Dr Rich, CST's head of policy, said: "Internet companies have a really important part to play in directing people towards or away from hate content. These companies can use their power for good or for ill."

A Google spokesman said: "We partner with organisations in the UK who work to tackle hate speech including CST and Stop Hate UK.

"Autocomplete helps you get to the information you are looking for as quickly as possible. For certain issues, including hateful predictions against groups and individuals based on religion we have developed policies to exclude such terms." –BBCi


SACRAMENTO -- In a letter sent to the trustee in PG&E’s bankruptcy proceeding today, the Newsom Administration asked the court to ensure that wildfire survivors, PG&E employees, and customers have strong representation inside the bankruptcy courtroom.

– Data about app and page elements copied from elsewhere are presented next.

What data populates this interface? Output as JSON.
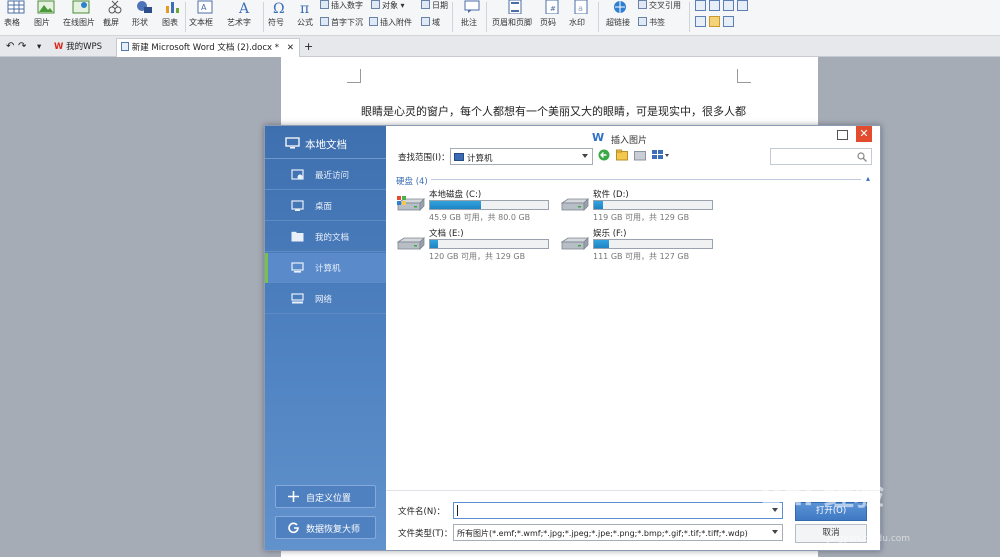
{
  "ribbon": {
    "items": [
      {
        "label": "表格",
        "icon": "table-icon"
      },
      {
        "label": "图片",
        "icon": "picture-icon"
      },
      {
        "label": "在线图片",
        "icon": "online-picture-icon"
      },
      {
        "label": "截屏",
        "icon": "screenshot-icon"
      },
      {
        "label": "形状",
        "icon": "shapes-icon"
      },
      {
        "label": "图表",
        "icon": "chart-icon"
      },
      {
        "label": "文本框",
        "icon": "textbox-icon"
      },
      {
        "label": "艺术字",
        "icon": "wordart-icon"
      },
      {
        "label": "符号",
        "icon": "symbol-icon"
      },
      {
        "label": "公式",
        "icon": "formula-icon"
      },
      {
        "label": "批注",
        "icon": "comment-icon"
      },
      {
        "label": "页眉和页脚",
        "icon": "header-footer-icon"
      },
      {
        "label": "页码",
        "icon": "page-number-icon"
      },
      {
        "label": "水印",
        "icon": "watermark-icon"
      },
      {
        "label": "超链接",
        "icon": "hyperlink-icon"
      }
    ],
    "small": {
      "insert_number": "插入数字",
      "object": "对象",
      "date": "日期",
      "dropcap": "首字下沉",
      "attachment": "插入附件",
      "field": "域",
      "cross_ref": "交叉引用",
      "bookmark": "书签"
    }
  },
  "tabs": {
    "my_wps": "我的WPS",
    "document": "新建 Microsoft Word 文档 (2).docx *",
    "add": "+"
  },
  "document": {
    "text": "眼睛是心灵的窗户，每个人都想有一个美丽又大的眼睛，可是现实中，很多人都"
  },
  "dialog": {
    "title": "插入图片",
    "sidebar": {
      "title": "本地文档",
      "items": [
        {
          "label": "最近访问",
          "icon": "recent-icon",
          "selected": false
        },
        {
          "label": "桌面",
          "icon": "desktop-icon",
          "selected": false
        },
        {
          "label": "我的文档",
          "icon": "folder-icon",
          "selected": false
        },
        {
          "label": "计算机",
          "icon": "computer-icon",
          "selected": true
        },
        {
          "label": "网络",
          "icon": "network-icon",
          "selected": false
        }
      ],
      "custom_location": "自定义位置",
      "recovery": "数据恢复大师"
    },
    "look_in_label": "查找范围(I)：",
    "look_in_value": "计算机",
    "search_placeholder": "",
    "section_title": "硬盘 (4)",
    "drives": [
      {
        "name": "本地磁盘 (C:)",
        "info": "45.9 GB 可用，共 80.0 GB",
        "used_fraction": 0.43,
        "system": true
      },
      {
        "name": "软件 (D:)",
        "info": "119 GB 可用，共 129 GB",
        "used_fraction": 0.08,
        "system": false
      },
      {
        "name": "文档 (E:)",
        "info": "120 GB 可用，共 129 GB",
        "used_fraction": 0.07,
        "system": false
      },
      {
        "name": "娱乐 (F:)",
        "info": "111 GB 可用，共 127 GB",
        "used_fraction": 0.13,
        "system": false
      }
    ],
    "file_name_label": "文件名(N)：",
    "file_name_value": "",
    "file_type_label": "文件类型(T)：",
    "file_type_value": "所有图片(*.emf;*.wmf;*.jpg;*.jpeg;*.jpe;*.png;*.bmp;*.gif;*.tif;*.tiff;*.wdp)",
    "open_button": "打开(O)",
    "cancel_button": "取消",
    "close_glyph": "✕"
  },
  "watermark": {
    "text": "Bai 经验",
    "sub": "jingyan.baidu.com"
  },
  "colors": {
    "sidebar_blue": "#4a7dbd",
    "selected_accent": "#79c04a",
    "progress_blue": "#1e84c4",
    "close_red": "#e24b2d"
  }
}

“From the first indications that PG&E would file for bankruptcy, my Administration’s intentions have been clear -- we will look out for the interests of this state,” said Governor Newsom in announcing the letter. “As this case unfolds, the state will continue working to ensure that Californians have access to safe, reliable and affordable service, that victims and employees are treated fairly, and that any bankruptcy outcome will preserve a strong renewable energy sector and maintain forward progress on the state's clean energy goals."

"Wildfire survivors, employees and customers deserve to have a seat at the table during this bankruptcy process,” added Governor Newsom. “These groups don’t have the resources of many of PG&E’s Wall Street creditors, but they will be directly impacted by the bankruptcy’s results and deserve to have substantial representation in bankruptcy court.”

Citing the profound impacts that the proceedings will have on wildfire survivors, employees, and customers, the Administration’s letter asked the court to give these groups meaningful representation on the court’s official bankruptcy committee or committees -- the official entities that serve as watchdogs within bankruptcy proceedings. As the letter states, the composition of the creditors’ committee is critically important and must be led by stakeholders who have a long-term interest in California. This action would help ensure that that the reorganization plan does not come at the expense of these important California constituencies.   

“Most vulnerable in this process are the wildfire victims who were uninsured, underinsured or have potential claims against the company for personal injury and wrongful death,” the letter reads. “These individual victims should not be left to fend for themselves in a creditor class outnumbered by sophisticated and deep-pocketed financial institutions and insurance companies.”